What lines below include the string "desc"? Pick them out and copy them.

(Items from an interface collection)
· · · ·
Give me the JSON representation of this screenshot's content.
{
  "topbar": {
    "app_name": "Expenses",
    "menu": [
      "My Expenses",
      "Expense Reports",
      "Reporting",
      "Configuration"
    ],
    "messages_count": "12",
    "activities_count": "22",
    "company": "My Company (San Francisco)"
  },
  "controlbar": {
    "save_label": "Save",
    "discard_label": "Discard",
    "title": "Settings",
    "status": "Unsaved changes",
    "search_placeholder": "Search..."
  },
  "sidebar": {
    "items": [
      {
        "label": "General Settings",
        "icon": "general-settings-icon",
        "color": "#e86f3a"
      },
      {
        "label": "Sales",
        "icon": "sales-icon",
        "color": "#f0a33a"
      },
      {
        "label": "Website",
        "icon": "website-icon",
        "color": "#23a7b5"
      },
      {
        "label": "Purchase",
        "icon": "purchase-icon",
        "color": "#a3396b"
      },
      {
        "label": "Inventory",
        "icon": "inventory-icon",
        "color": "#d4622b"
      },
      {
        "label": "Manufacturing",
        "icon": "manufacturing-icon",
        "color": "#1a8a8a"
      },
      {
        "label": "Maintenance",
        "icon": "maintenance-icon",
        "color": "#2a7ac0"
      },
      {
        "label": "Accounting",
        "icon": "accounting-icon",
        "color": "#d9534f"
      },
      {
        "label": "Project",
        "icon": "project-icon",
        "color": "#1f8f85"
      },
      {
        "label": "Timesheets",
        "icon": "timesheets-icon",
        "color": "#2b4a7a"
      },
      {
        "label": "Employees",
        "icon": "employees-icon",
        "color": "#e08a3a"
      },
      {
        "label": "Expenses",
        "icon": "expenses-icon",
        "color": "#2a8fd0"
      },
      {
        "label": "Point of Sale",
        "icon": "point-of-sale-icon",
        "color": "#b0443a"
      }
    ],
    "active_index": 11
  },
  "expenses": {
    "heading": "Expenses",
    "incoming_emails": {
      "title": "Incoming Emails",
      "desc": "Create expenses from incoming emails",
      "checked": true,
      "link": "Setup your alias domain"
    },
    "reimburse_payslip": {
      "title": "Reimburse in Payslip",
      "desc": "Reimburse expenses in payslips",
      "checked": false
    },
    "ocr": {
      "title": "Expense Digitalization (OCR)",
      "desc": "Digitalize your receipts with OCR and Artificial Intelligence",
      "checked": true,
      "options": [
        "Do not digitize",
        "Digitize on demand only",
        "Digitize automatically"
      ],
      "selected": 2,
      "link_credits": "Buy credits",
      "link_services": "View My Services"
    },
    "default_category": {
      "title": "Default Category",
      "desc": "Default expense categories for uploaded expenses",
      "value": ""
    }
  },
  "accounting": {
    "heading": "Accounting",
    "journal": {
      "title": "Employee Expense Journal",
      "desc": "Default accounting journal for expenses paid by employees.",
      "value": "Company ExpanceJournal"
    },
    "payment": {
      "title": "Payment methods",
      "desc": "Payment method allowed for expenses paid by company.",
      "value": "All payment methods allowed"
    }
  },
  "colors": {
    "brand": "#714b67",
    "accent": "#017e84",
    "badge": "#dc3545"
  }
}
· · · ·
• [Task solution]
      "desc": "Create expenses from incoming emails",
      "desc": "Reimburse expenses in payslips",
      "desc": "Digitalize your receipts with OCR and Artificial Intelligence",
      "desc": "Default expense categories for uploaded expenses",
      "desc": "Default accounting journal for expenses paid by employees.",
      "desc": "Payment method allowed for expenses paid by company.",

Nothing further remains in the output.